Basin has identified several high priority targets at its Geikie uranium project in Canada’s Athabasca Basin after completing a property-wide airborne electromagnetic survey.

Data processing is now underway for final target definition to support the planned maiden drill program.

Basin Energy’s (ASX:BSN) Geikie is strategically positioned on the eastern fringe of the basin. It features basement-hosted uranium mineralisation, with the primary target for exploration being uranium-bearing structures that intersect intercalated pelitic to psammitic gneisses and calc-silicate host rocks.

“The completion of the AEM survey is a significant milestone for our Geikie project and forms a critical step towards de-risking drill targets,” Managing Director Peter Moorhouse said.

“This is the first detailed airborne electromagnetic survey over the entirety of the project and is a significant step forward in delineating a series of high-quality, high-grade, yet shallow uranium targets.

The survey has identified a series of compelling drill ready targets in the structural intersections of the main conductor and the district scale faults observed in the magnetic data.”

Airborne EM results

While Basin had initially identified a new, significant EM conductor when it had received the initial 65% of the survey date, it has since outlined an additional conductor in the west of the project following receipt of the remaining data.

The company has classified a strong coherent northeast trending conductor which strikes through the southern half of the project as a primary target.

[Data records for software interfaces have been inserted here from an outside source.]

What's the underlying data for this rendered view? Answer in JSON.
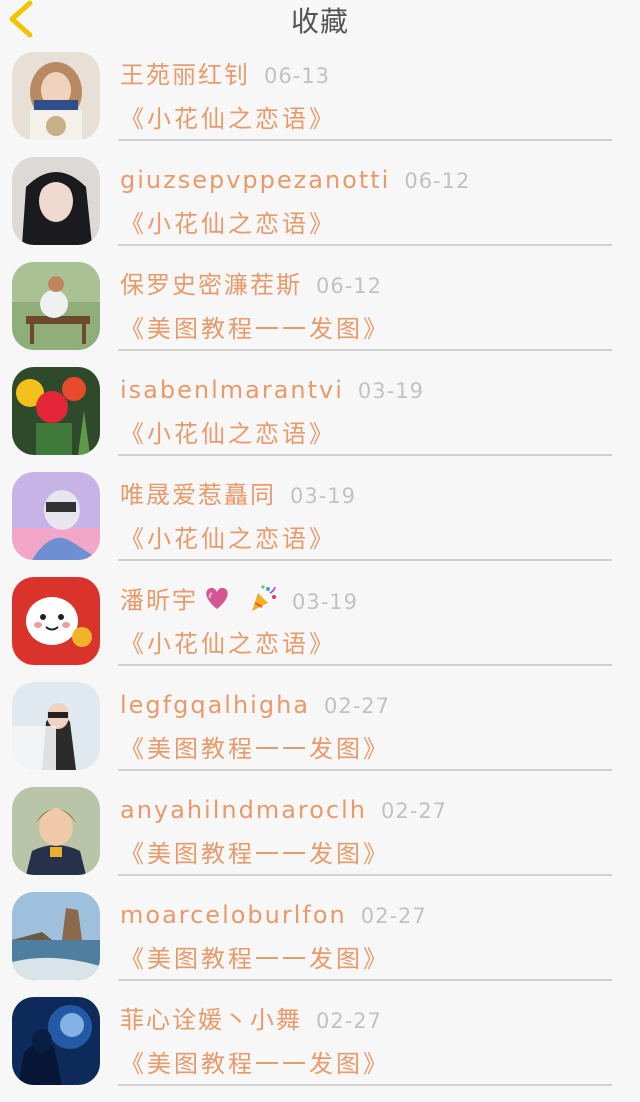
{
  "header": {
    "title": "收藏",
    "back_icon": "chevron-left-icon",
    "back_color": "#f2c300"
  },
  "items": [
    {
      "name": "王苑丽红钊",
      "date": "06-13",
      "book": "《小花仙之恋语》"
    },
    {
      "name": "giuzsepvppezanotti",
      "date": "06-12",
      "book": "《小花仙之恋语》"
    },
    {
      "name": "保罗史密濂茬斯",
      "date": "06-12",
      "book": "《美图教程一一发图》"
    },
    {
      "name": "isabenlmarantvi",
      "date": "03-19",
      "book": "《小花仙之恋语》"
    },
    {
      "name": "唯晟爱惹矗同",
      "date": "03-19",
      "book": "《小花仙之恋语》"
    },
    {
      "name": "潘昕宇",
      "date": "03-19",
      "book": "《小花仙之恋语》",
      "emoji": [
        "heart-icon",
        "party-popper-icon"
      ]
    },
    {
      "name": "legfgqalhigha",
      "date": "02-27",
      "book": "《美图教程一一发图》"
    },
    {
      "name": "anyahilndmaroclh",
      "date": "02-27",
      "book": "《美图教程一一发图》"
    },
    {
      "name": "moarceloburlfon",
      "date": "02-27",
      "book": "《美图教程一一发图》"
    },
    {
      "name": "菲心诠媛丶小舞",
      "date": "02-27",
      "book": "《美图教程一一发图》"
    }
  ],
  "colors": {
    "accent_text": "#e99a6a",
    "date_text": "#c2c2c2",
    "divider": "#d0d0d0",
    "background": "#f7f7f7"
  }
}
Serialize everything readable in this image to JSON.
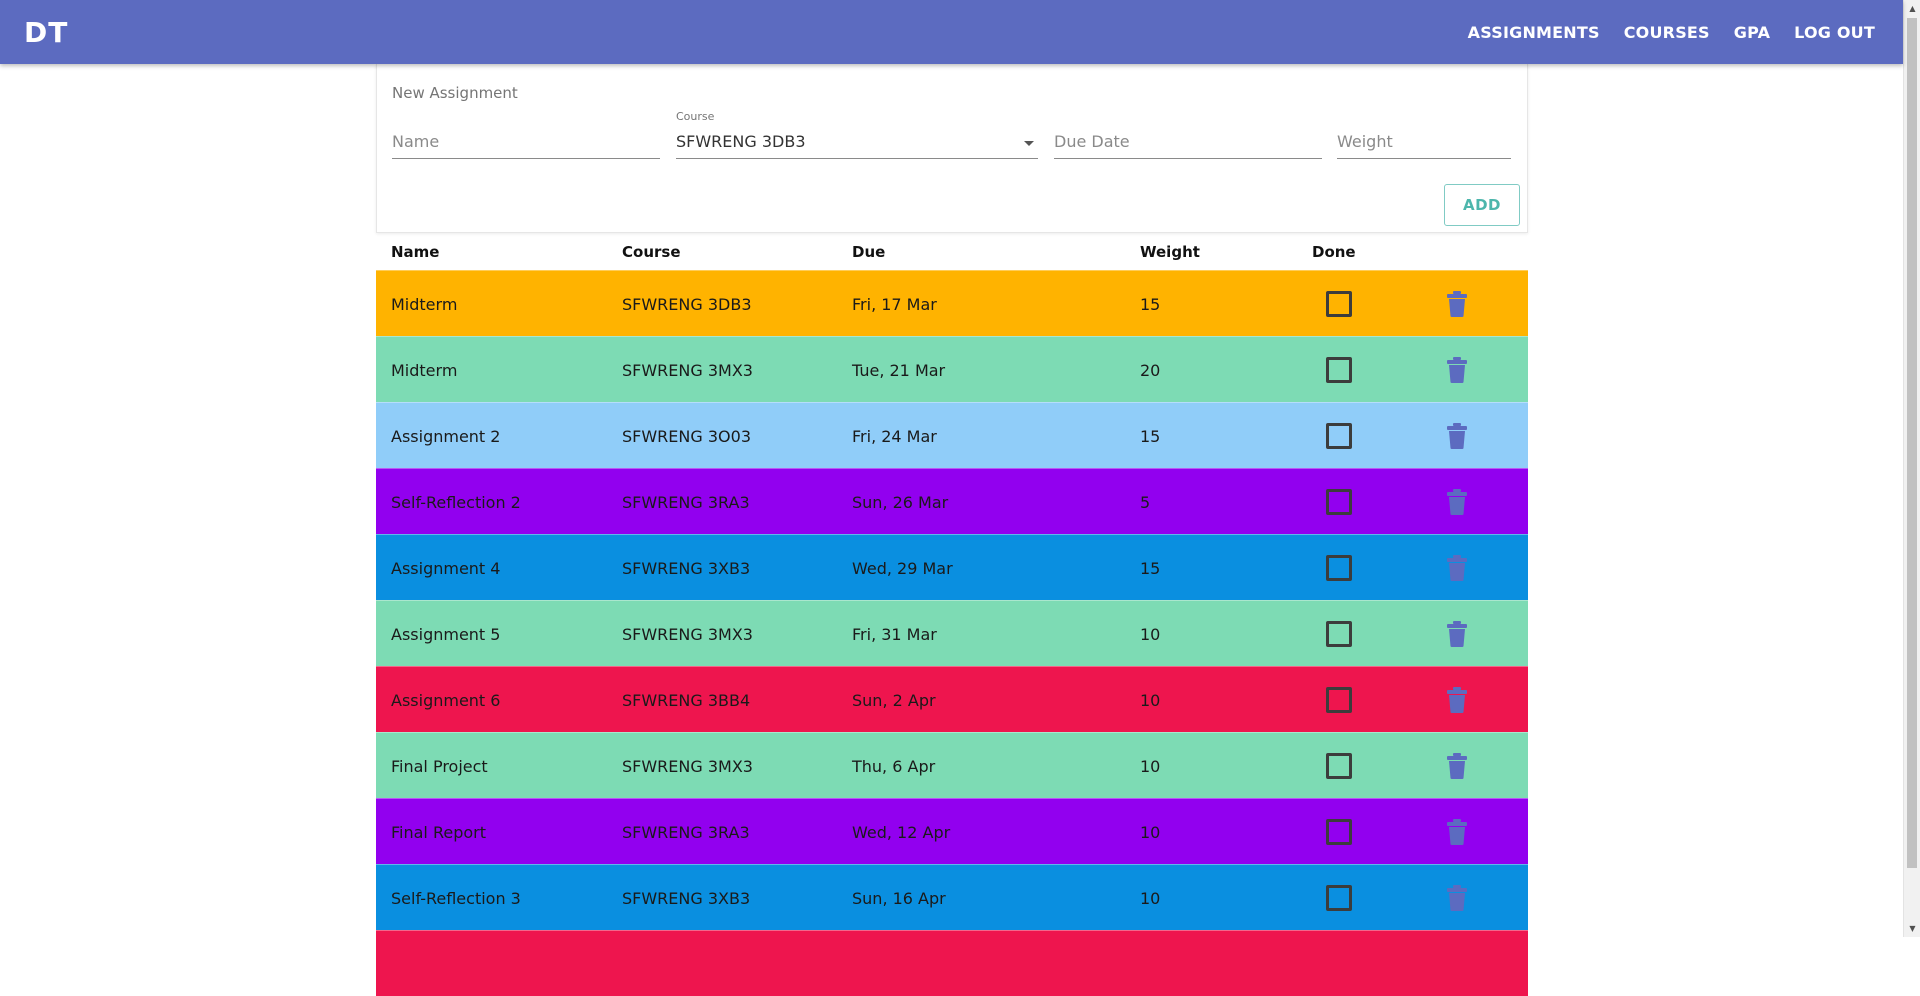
{
  "app": {
    "logo": "DT",
    "nav": [
      "ASSIGNMENTS",
      "COURSES",
      "GPA",
      "LOG OUT"
    ]
  },
  "form": {
    "title": "New Assignment",
    "name_placeholder": "Name",
    "course_label": "Course",
    "course_value": "SFWRENG 3DB3",
    "due_placeholder": "Due Date",
    "weight_placeholder": "Weight",
    "add_label": "ADD"
  },
  "table": {
    "headers": {
      "name": "Name",
      "course": "Course",
      "due": "Due",
      "weight": "Weight",
      "done": "Done"
    },
    "rows": [
      {
        "name": "Midterm",
        "course": "SFWRENG 3DB3",
        "due": "Fri, 17 Mar",
        "weight": "15",
        "color": "#ffb300"
      },
      {
        "name": "Midterm",
        "course": "SFWRENG 3MX3",
        "due": "Tue, 21 Mar",
        "weight": "20",
        "color": "#7ddbb4"
      },
      {
        "name": "Assignment 2",
        "course": "SFWRENG 3O03",
        "due": "Fri, 24 Mar",
        "weight": "15",
        "color": "#90cdf9"
      },
      {
        "name": "Self-Reflection 2",
        "course": "SFWRENG 3RA3",
        "due": "Sun, 26 Mar",
        "weight": "5",
        "color": "#9200ef"
      },
      {
        "name": "Assignment 4",
        "course": "SFWRENG 3XB3",
        "due": "Wed, 29 Mar",
        "weight": "15",
        "color": "#0a8fe0"
      },
      {
        "name": "Assignment 5",
        "course": "SFWRENG 3MX3",
        "due": "Fri, 31 Mar",
        "weight": "10",
        "color": "#7ddbb4"
      },
      {
        "name": "Assignment 6",
        "course": "SFWRENG 3BB4",
        "due": "Sun, 2 Apr",
        "weight": "10",
        "color": "#ee154e"
      },
      {
        "name": "Final Project",
        "course": "SFWRENG 3MX3",
        "due": "Thu, 6 Apr",
        "weight": "10",
        "color": "#7ddbb4"
      },
      {
        "name": "Final Report",
        "course": "SFWRENG 3RA3",
        "due": "Wed, 12 Apr",
        "weight": "10",
        "color": "#9200ef"
      },
      {
        "name": "Self-Reflection 3",
        "course": "SFWRENG 3XB3",
        "due": "Sun, 16 Apr",
        "weight": "10",
        "color": "#0a8fe0"
      },
      {
        "name": "",
        "course": "",
        "due": "",
        "weight": "",
        "color": "#ee154e"
      }
    ]
  },
  "colors": {
    "primary": "#5c6bc0",
    "accent": "#4db6ac"
  }
}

A series of splays and offsets of this conductor are visible, often in correlation with intersections of regionally significant deep-seated north-south trending faults, part of the Tabbernor Fault System.

Additionally, geological logs from a historical drill hole has identified structural graphite proximal to this main conductor, which the company interprets as providing confidence in the presence of structurally related graphite in the region, a known key pathfinder for uranium-rich fluid circulation and mineralisation precipitation in the Athabasca Basin.

The company has identified a series of EM anomalies associated with three of the prominent regional north-south Tabbernor faults, delineated in the airborne magnetic and radiometric survey completed in 2022.

Using analogies from known uranium mineralisation both proximal to Geikie and within the broader Athabasca Basin, it is hypothesised Tabbernor faults are structural fluid conduits, allowing deep circulation of uranium ore-forming fluids.




This article was developed in collaboration with Basin Energy, a Stockhead advertiser at the time of publishing.


This article does not constitute financial product advice. You should consider obtaining independent advice before making any financial decisions.